Darcy and Tara navigate their first “I love you,” but here, the show veers into a more serious home situation with Darcy. Isaac gets his own moment of self-revelation as an asexual and aromantic person. If anything, I would have loved to see more of Isaac; hopefully, he continues to explore what being aro/ace means for himself. Tara, too, doesn’t get as much to do this season, spending the majority of it worried about Darcy.
Mr. Farouk’s confession
A nice surprise this season was the relationship between the art teacher Mr. Ajayi and a new character, Mr. Farouk, Truman’s stoic study hall teacher. While Heartstopper focuses on the internal lives and relationships between queer high schoolers, Mr. Farouk represents an important demographic in the LGBTQ community—people who’s self-discovery didn’t happen in high school.
It’s wonderful to have a show that showcases multiple LGBTQ+ people and to show positive representations of the queer high school experience, but that hasn’t been the reality for a lot of people.

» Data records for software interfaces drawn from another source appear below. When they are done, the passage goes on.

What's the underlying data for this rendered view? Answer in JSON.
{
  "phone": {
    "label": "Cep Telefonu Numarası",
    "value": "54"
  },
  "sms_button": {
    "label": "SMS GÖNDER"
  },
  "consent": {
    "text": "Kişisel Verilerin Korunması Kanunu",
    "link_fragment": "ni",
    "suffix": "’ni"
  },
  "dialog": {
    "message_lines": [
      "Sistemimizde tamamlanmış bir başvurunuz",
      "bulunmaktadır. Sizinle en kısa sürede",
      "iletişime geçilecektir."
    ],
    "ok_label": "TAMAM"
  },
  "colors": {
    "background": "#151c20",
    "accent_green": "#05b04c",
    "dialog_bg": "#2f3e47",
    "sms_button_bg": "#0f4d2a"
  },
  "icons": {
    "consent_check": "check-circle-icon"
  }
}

A scene in Episode 6 showcases an exchange between Mr. Farouk and the art teacher, Mr. Ajayi. Mr. Farouk admits that he didn’t realize he was gay until his late twenties, and expresses worry that it’s “probably too late for him to have any youthful moments of discovery.” Mr. Ajayi responds: “Don’t think there’s any age limit on those, to be honest.”
It’s such a quick scene, but it’s absolutely vital as a reminder that in a season all about coming out as a teenager, not everyone does. And Mr. Ajayi’s response emphasizes that everyone’s experiences are valid.
The found family vibes are strong with this show, and Heartstopper remains just as sweet and wholesome as the first season. This time, however, there’s room for serious topics that the show handles beautifully.
Feature image courtesy of Samuel Dore/Netflix
'Heartstopper' Season 2 - 9/10